Leaders must be lifelong learners, urges Pepsico’s Indra Nooyi. Communication must be pithy and to the point, and mobilise and motivate people. She herself overcame her early failure in passing a communication course in Yale, and become an effective storyteller.
Some of the most successful TED speakers have leveraged humour (Richard Turere of Kenya, Bollywood star Shah Rukh Khan, educator Ken Robinson) and their own personal stories of overcoming hardships (Dan Ariely, Shonda Rhimes).
They also use clear headlines (Al Gore), the ‘rule of three’ (Pope Francis, Leila Hoteit), and a promise that audiences will learn something new, eg, Simon Sinek (inspirational leadership) and Mary Roach (orgasms).
TED talks are popular because people are hungry for ideas, new perspectives, and something to chew on. The talks help amplify the voice of an individual right across the globe, Carmine observes.
In sum, we are living in times called “The Great Enrichment” (Deirdre McCloskey) or the “New Renaissance” (Ian Goldin), with an explosion of diverse and vivid ideas on a global scale leading to mind-boggling changes in products and services.
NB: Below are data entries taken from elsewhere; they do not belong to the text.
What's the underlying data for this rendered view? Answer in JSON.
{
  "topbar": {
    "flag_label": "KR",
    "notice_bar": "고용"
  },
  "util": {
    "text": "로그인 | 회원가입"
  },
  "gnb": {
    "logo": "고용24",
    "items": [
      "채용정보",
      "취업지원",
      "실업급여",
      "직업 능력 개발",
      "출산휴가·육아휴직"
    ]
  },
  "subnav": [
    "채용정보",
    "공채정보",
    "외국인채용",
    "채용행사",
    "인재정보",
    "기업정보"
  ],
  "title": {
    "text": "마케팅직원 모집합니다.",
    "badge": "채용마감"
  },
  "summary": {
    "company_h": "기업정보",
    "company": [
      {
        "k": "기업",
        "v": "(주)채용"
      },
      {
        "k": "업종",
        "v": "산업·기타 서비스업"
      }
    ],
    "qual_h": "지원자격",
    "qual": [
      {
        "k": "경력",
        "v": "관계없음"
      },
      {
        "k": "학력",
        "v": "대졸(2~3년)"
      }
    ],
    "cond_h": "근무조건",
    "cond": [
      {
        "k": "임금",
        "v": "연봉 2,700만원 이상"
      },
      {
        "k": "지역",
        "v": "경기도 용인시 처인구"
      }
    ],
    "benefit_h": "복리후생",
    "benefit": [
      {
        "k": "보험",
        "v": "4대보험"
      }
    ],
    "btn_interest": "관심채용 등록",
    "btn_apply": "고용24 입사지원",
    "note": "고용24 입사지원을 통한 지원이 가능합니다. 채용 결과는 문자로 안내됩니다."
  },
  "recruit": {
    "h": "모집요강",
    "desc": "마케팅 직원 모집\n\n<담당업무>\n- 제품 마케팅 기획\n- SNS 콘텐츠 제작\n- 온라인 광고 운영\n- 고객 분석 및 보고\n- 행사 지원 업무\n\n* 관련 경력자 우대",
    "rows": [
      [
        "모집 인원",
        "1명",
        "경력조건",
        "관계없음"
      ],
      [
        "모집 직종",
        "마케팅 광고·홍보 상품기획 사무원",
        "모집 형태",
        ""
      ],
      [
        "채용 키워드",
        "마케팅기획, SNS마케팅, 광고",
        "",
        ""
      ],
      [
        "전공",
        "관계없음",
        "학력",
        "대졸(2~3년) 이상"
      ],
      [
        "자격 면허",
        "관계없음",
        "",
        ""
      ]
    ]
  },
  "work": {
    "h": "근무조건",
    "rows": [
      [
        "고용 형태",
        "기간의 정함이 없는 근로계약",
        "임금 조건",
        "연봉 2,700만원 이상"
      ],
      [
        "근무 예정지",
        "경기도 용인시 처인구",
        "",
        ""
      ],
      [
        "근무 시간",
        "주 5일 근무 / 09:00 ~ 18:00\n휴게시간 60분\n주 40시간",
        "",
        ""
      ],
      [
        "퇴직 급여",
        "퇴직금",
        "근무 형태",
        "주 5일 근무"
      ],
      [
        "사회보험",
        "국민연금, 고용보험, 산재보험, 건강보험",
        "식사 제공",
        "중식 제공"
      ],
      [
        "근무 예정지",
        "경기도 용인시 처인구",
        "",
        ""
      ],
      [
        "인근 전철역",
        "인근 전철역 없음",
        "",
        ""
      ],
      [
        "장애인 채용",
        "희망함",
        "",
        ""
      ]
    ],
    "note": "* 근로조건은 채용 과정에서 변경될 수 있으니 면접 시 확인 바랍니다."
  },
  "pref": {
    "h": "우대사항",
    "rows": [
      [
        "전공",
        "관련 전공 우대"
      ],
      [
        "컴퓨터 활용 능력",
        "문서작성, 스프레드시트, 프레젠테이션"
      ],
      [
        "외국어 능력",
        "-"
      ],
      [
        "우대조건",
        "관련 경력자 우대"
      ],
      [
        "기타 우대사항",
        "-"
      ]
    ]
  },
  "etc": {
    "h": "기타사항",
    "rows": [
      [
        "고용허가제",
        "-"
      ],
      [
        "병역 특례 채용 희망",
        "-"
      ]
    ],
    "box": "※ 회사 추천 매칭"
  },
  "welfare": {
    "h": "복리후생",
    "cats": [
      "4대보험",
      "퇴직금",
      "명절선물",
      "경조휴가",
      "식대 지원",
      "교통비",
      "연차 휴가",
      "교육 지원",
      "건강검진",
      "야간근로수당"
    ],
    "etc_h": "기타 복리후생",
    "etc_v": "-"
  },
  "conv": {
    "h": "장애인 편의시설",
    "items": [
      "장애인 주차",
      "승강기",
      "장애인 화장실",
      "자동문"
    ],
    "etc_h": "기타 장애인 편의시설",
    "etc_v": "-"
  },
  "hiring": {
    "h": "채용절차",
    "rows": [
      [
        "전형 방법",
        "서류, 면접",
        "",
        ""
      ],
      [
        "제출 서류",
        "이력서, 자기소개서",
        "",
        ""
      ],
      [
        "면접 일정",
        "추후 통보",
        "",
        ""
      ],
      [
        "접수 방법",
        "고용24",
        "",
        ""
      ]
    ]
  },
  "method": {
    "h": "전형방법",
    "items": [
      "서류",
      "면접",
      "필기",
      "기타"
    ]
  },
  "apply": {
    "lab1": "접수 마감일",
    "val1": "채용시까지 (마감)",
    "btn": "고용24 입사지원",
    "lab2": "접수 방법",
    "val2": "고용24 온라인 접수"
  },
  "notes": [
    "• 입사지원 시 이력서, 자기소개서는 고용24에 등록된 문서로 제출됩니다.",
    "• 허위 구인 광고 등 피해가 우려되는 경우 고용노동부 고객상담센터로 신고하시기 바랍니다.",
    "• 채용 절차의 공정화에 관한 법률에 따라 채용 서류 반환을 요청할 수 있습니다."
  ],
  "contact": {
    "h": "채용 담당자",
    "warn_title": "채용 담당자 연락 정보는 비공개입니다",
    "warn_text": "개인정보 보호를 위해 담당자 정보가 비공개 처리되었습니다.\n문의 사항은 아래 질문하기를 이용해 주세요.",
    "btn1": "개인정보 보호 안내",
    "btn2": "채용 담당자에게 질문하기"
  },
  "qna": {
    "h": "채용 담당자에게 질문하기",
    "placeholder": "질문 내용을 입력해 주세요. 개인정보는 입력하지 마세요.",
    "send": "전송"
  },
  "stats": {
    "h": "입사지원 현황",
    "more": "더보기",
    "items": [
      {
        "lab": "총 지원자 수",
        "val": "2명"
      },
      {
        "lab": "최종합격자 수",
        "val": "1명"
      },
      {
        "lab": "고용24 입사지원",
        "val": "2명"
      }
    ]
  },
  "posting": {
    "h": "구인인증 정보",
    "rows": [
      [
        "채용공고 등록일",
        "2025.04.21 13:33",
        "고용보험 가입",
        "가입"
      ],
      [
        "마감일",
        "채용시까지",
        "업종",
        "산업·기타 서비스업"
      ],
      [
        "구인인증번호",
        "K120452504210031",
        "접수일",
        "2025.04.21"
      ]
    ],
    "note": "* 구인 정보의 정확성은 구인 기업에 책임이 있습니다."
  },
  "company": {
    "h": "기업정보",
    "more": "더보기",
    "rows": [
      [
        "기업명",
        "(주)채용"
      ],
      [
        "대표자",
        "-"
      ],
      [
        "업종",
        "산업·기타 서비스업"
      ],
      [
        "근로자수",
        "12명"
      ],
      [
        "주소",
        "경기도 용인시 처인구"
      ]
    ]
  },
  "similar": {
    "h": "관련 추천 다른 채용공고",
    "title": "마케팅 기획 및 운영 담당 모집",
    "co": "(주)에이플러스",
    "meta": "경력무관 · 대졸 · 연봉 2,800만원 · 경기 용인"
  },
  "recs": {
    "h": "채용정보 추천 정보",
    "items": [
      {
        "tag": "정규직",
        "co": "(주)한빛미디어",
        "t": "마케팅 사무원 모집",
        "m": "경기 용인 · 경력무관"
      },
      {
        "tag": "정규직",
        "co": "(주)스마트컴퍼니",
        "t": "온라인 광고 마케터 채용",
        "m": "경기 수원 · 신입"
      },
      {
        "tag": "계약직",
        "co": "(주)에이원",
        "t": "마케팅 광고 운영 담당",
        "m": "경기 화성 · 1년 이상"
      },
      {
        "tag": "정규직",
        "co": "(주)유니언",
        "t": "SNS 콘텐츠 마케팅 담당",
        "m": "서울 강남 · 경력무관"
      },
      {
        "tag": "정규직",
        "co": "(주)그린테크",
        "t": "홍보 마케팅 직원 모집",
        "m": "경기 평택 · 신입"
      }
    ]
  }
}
Industries and professions connected to persuasion account for a third of US national income, according to Deirdre.
It is effective persuasion beyond bare facts that spark movements, inspire, ignite, excite and even intoxicate audiences. “There’s one thing only humans can do, and that’s dream – so let’s dream big,” says Garry Kasparov, who has been reflecting on how machines and humans compare, after he was defeated in chess by IBM’s Deep Blue in 1997.
Stories are effective “conversational sparks” that draw audiences in, according to Vanessa Van Edwards, author of Captivate: Use Science to Succeed with People. “Facts alone are not enough. You have to do storytelling,” according to billionaire investor Vinod Khosla.
Success in innovation comes from excellence, passion and communication, according to Larry Smith of University of Waterloo. Persuasion is an art that should be taught early in school, urges TED curator Chris Anderson; it will help the next generation galvanise, inspire and empower.
Tools like the Readability Index and Hemingway app help evaluate the grade level of content; many effective communicators pitch at eighth or even third-grade level. “Condense, simplify, and speak as briefly as possible,” Carmine urges.
“Stories are irresistible because the brain is hardwired for narrative,” Carmine sums up.